§ **Assignment**
Would you give the entries again word for word, with no pictures in the copy?
*** Record extracts ***
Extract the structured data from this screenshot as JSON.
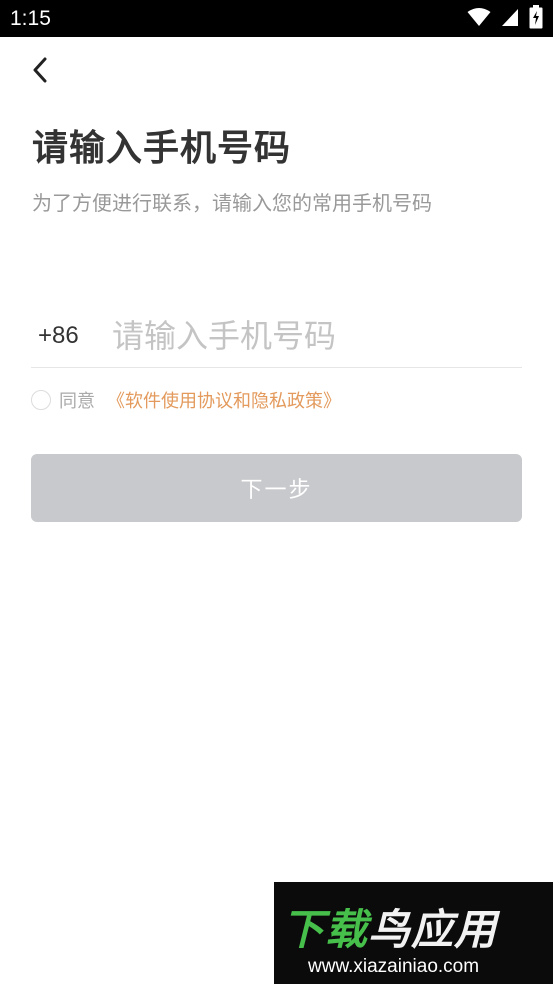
{
  "status_bar": {
    "time": "1:15",
    "icons": [
      "wifi-icon",
      "signal-icon",
      "battery-icon"
    ]
  },
  "header": {
    "back_icon": "chevron-left-icon"
  },
  "title": "请输入手机号码",
  "subtitle": "为了方便进行联系，请输入您的常用手机号码",
  "phone": {
    "country_code": "+86",
    "placeholder": "请输入手机号码",
    "value": ""
  },
  "agreement": {
    "checked": false,
    "label": "同意",
    "link_text": "《软件使用协议和隐私政策》"
  },
  "next_button": {
    "label": "下一步",
    "enabled": false
  },
  "watermark": {
    "brand_prefix": "下载",
    "brand_suffix": "鸟应用",
    "url": "www.xiazainiao.com"
  },
  "colors": {
    "status_bar_bg": "#000000",
    "title": "#333333",
    "subtitle": "#999999",
    "placeholder": "#c4c4c4",
    "link": "#e39a5c",
    "button_disabled_bg": "#c8c9cc",
    "button_text": "#ffffff"
  }
}
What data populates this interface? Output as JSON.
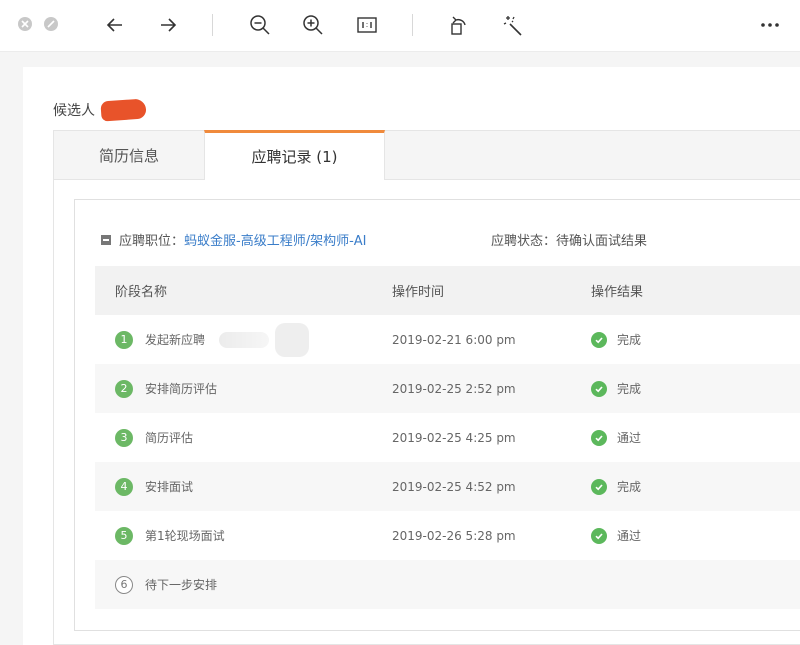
{
  "toolbar": {
    "buttons": [
      "close-icon",
      "stop-icon",
      "back-arrow-icon",
      "forward-arrow-icon",
      "zoom-out-icon",
      "zoom-in-icon",
      "actual-size-icon",
      "rotate-icon",
      "magic-wand-icon",
      "more-icon"
    ]
  },
  "candidate": {
    "label": "候选人"
  },
  "tabs": [
    {
      "label": "简历信息"
    },
    {
      "label": "应聘记录 (1)"
    }
  ],
  "application": {
    "position_label": "应聘职位：",
    "position_value": "蚂蚁金服-高级工程师/架构师-AI",
    "status_label": "应聘状态：",
    "status_value": "待确认面试结果"
  },
  "table": {
    "headers": [
      "阶段名称",
      "操作时间",
      "操作结果"
    ],
    "rows": [
      {
        "num": "1",
        "stage": "发起新应聘",
        "time": "2019-02-21 6:00 pm",
        "result": "完成"
      },
      {
        "num": "2",
        "stage": "安排简历评估",
        "time": "2019-02-25 2:52 pm",
        "result": "完成"
      },
      {
        "num": "3",
        "stage": "简历评估",
        "time": "2019-02-25 4:25 pm",
        "result": "通过"
      },
      {
        "num": "4",
        "stage": "安排面试",
        "time": "2019-02-25 4:52 pm",
        "result": "完成"
      },
      {
        "num": "5",
        "stage": "第1轮现场面试",
        "time": "2019-02-26 5:28 pm",
        "result": "通过"
      },
      {
        "num": "6",
        "stage": "待下一步安排",
        "time": "",
        "result": ""
      }
    ]
  },
  "colors": {
    "accent_tab": "#f08a3c",
    "link": "#3a7dc9",
    "success": "#5cb85c",
    "redaction": "#e8532a"
  }
}
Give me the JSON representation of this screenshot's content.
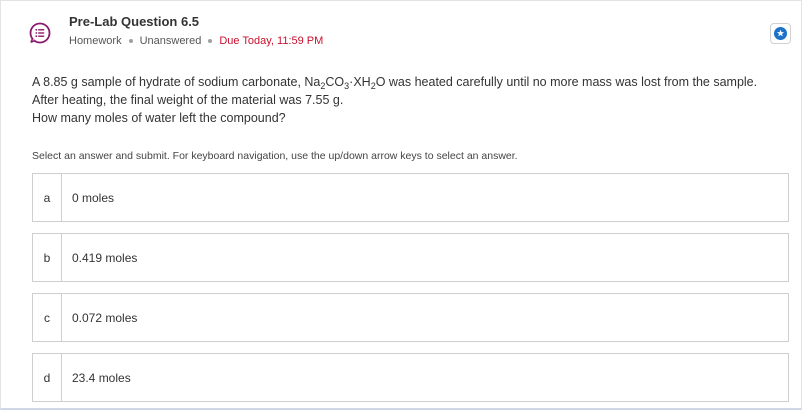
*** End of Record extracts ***
§ **Worked solution**
Extract the structured data from this screenshot as JSON.
{
  "status_bar": {
    "time": "1:15",
    "icons": [
      "wifi-icon",
      "signal-icon",
      "battery-icon"
    ]
  },
  "header": {
    "back_icon": "chevron-left-icon"
  },
  "title": "请输入手机号码",
  "subtitle": "为了方便进行联系，请输入您的常用手机号码",
  "phone": {
    "country_code": "+86",
    "placeholder": "请输入手机号码",
    "value": ""
  },
  "agreement": {
    "checked": false,
    "label": "同意",
    "link_text": "《软件使用协议和隐私政策》"
  },
  "next_button": {
    "label": "下一步",
    "enabled": false
  },
  "watermark": {
    "brand_prefix": "下载",
    "brand_suffix": "鸟应用",
    "url": "www.xiazainiao.com"
  },
  "colors": {
    "status_bar_bg": "#000000",
    "title": "#333333",
    "subtitle": "#999999",
    "placeholder": "#c4c4c4",
    "link": "#e39a5c",
    "button_disabled_bg": "#c8c9cc",
    "button_text": "#ffffff"
  }
}
What data populates this interface? Output as JSON.
{
  "toolbar": {
    "buttons": [
      "close-icon",
      "stop-icon",
      "back-arrow-icon",
      "forward-arrow-icon",
      "zoom-out-icon",
      "zoom-in-icon",
      "actual-size-icon",
      "rotate-icon",
      "magic-wand-icon",
      "more-icon"
    ]
  },
  "candidate": {
    "label": "候选人"
  },
  "tabs": [
    {
      "label": "简历信息"
    },
    {
      "label": "应聘记录 (1)"
    }
  ],
  "application": {
    "position_label": "应聘职位：",
    "position_value": "蚂蚁金服-高级工程师/架构师-AI",
    "status_label": "应聘状态：",
    "status_value": "待确认面试结果"
  },
  "table": {
    "headers": [
      "阶段名称",
      "操作时间",
      "操作结果"
    ],
    "rows": [
      {
        "num": "1",
        "stage": "发起新应聘",
        "time": "2019-02-21 6:00 pm",
        "result": "完成"
      },
      {
        "num": "2",
        "stage": "安排简历评估",
        "time": "2019-02-25 2:52 pm",
        "result": "完成"
      },
      {
        "num": "3",
        "stage": "简历评估",
        "time": "2019-02-25 4:25 pm",
        "result": "通过"
      },
      {
        "num": "4",
        "stage": "安排面试",
        "time": "2019-02-25 4:52 pm",
        "result": "完成"
      },
      {
        "num": "5",
        "stage": "第1轮现场面试",
        "time": "2019-02-26 5:28 pm",
        "result": "通过"
      },
      {
        "num": "6",
        "stage": "待下一步安排",
        "time": "",
        "result": ""
      }
    ]
  },
  "colors": {
    "accent_tab": "#f08a3c",
    "link": "#3a7dc9",
    "success": "#5cb85c",
    "redaction": "#e8532a"
  }
}
Give me the JSON representation of this screenshot's content.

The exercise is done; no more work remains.